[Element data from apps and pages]
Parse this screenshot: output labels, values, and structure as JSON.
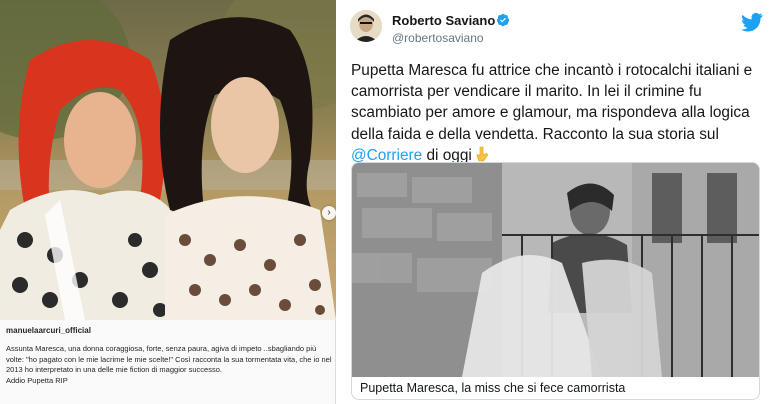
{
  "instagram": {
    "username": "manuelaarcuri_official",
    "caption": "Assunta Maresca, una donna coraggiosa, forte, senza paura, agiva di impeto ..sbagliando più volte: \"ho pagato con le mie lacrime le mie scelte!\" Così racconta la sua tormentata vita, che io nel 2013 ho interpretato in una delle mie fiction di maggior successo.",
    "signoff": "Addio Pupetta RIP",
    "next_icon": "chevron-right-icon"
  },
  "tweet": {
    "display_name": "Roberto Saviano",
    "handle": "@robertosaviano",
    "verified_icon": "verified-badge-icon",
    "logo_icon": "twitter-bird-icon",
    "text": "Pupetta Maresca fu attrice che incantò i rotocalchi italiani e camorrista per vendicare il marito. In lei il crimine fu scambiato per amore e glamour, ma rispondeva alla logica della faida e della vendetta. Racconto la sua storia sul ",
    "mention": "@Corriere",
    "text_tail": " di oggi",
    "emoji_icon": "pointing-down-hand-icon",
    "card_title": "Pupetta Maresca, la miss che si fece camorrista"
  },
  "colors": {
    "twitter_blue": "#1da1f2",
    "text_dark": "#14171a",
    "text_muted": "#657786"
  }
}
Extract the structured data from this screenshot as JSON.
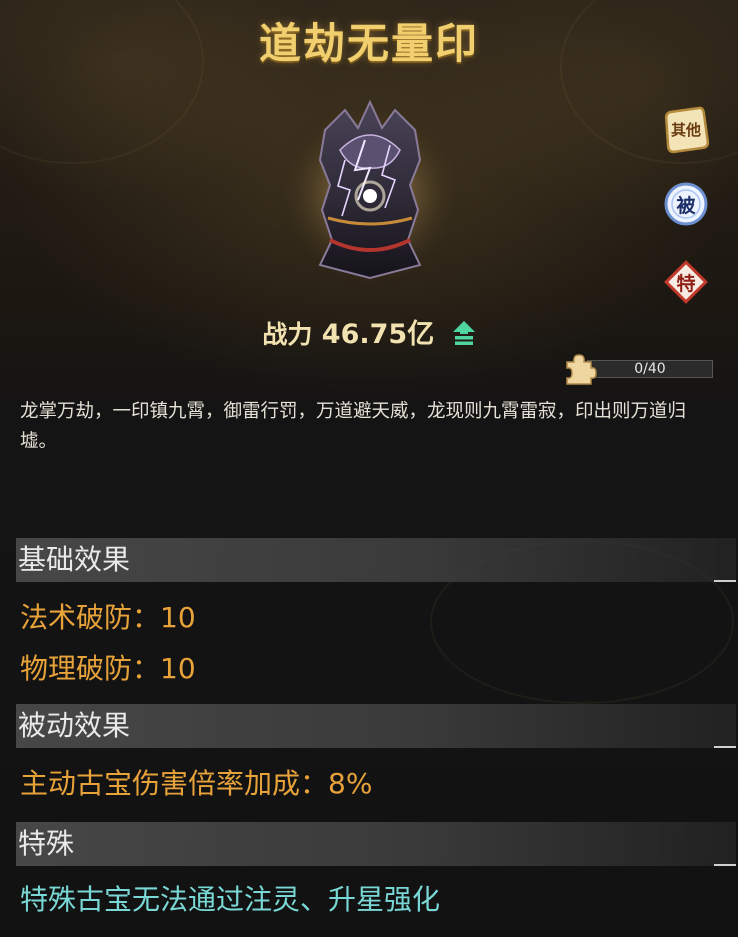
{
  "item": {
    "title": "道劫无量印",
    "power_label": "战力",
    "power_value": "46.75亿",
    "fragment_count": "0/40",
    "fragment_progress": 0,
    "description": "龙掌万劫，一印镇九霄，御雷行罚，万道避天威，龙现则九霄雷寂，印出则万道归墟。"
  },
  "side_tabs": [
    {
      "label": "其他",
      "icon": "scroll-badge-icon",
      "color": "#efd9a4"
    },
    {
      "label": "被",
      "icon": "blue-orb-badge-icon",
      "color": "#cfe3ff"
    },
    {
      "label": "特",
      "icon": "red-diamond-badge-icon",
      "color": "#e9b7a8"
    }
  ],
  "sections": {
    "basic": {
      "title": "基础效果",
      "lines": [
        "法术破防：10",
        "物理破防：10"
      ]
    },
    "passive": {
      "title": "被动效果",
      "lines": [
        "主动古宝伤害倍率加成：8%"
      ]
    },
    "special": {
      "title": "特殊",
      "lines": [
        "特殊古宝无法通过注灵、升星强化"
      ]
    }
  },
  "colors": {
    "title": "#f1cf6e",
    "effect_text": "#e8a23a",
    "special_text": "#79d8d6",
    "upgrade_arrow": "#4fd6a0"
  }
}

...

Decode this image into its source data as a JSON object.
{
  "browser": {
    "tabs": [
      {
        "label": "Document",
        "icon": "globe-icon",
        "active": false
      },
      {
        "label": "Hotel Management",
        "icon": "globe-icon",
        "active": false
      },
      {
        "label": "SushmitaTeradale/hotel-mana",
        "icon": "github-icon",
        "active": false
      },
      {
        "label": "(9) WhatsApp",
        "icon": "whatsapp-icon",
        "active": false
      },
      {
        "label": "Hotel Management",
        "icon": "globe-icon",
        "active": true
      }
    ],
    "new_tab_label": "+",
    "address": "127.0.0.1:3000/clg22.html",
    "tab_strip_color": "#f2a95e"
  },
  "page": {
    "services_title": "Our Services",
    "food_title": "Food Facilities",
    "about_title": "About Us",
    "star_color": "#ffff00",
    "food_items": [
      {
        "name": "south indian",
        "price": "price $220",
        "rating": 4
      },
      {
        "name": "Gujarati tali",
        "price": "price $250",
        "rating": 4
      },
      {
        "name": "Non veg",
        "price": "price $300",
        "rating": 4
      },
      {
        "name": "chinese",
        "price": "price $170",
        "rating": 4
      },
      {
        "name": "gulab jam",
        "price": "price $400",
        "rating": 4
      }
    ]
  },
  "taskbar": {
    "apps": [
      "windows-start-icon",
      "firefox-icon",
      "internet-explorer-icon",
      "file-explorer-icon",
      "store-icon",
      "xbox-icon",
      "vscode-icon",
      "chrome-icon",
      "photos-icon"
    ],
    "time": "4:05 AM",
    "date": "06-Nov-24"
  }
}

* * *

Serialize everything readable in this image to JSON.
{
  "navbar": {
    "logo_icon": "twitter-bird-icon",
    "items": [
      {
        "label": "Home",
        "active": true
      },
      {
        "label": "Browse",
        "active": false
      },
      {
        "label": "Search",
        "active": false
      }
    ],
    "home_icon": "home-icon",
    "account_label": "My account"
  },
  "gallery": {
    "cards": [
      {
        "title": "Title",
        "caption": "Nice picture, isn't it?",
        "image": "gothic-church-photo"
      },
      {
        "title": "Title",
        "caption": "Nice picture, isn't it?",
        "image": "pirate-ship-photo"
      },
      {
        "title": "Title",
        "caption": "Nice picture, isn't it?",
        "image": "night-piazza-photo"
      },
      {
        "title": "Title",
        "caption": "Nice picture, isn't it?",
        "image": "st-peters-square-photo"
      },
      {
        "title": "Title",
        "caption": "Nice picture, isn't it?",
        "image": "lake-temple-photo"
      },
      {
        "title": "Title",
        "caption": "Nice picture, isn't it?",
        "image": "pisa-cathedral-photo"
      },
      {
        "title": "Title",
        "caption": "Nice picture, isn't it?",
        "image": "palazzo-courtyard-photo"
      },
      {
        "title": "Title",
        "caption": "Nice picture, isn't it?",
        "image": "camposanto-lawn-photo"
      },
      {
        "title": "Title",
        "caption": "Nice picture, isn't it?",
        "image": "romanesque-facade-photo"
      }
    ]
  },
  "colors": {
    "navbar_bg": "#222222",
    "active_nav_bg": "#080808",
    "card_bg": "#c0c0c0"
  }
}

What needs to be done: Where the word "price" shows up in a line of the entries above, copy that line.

Written answer:
        "price": "price $220",
        "price": "price $250",
        "price": "price $300",
        "price": "price $170",
        "price": "price $400",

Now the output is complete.